Cyclin-dependent kinase 9 (CDK9), the kinase component of positive transcription elongation factor b (P-TEFb), is essential for transcription of most protein-coding genes by RNA polymerase II (RNAPII). By releasing promoter-proximally paused RNAPII into gene bodies, CDK9 controls the entry of RNAPII into productive elongation and is, therefore, critical for efficient synthesis of full-length messenger (m)RNAs. In recent years, new players involved in P-TEFb-dependent processes have been identified and an important function of CDK9 in coordinating elongation with transcription initiation and termination has been unveiled. As the regulatory functions of CDK9 in gene expression continue to expand, a number of human pathologies, including cancers, have been associated with aberrant CDK9 activity, underscoring the need to properly regulate CDK9. Here, I provide an overview of CDK9 function and regulation, with an emphasis on CDK9 dysregulation in human diseases.

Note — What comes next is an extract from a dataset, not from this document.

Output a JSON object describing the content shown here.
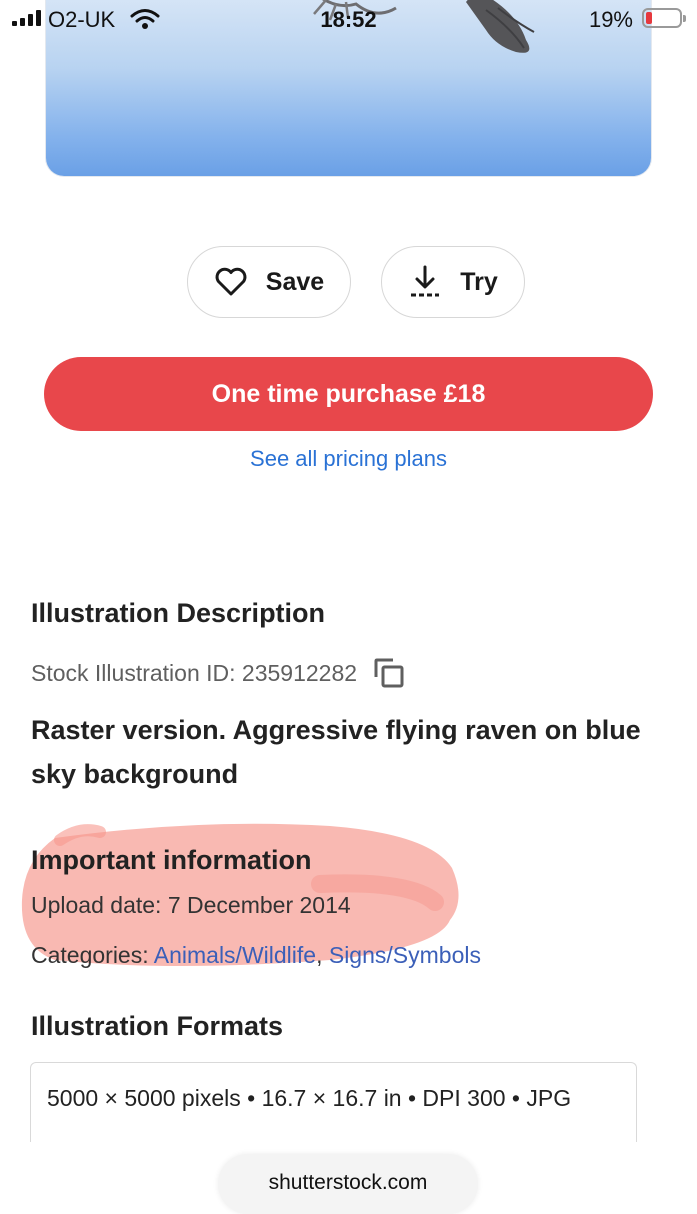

Keywords: 7SK RNA; Cyclin T1; HIV; Promoter-proximal pausing; RNA polymerase II CTD; Transcriptional checkpoint.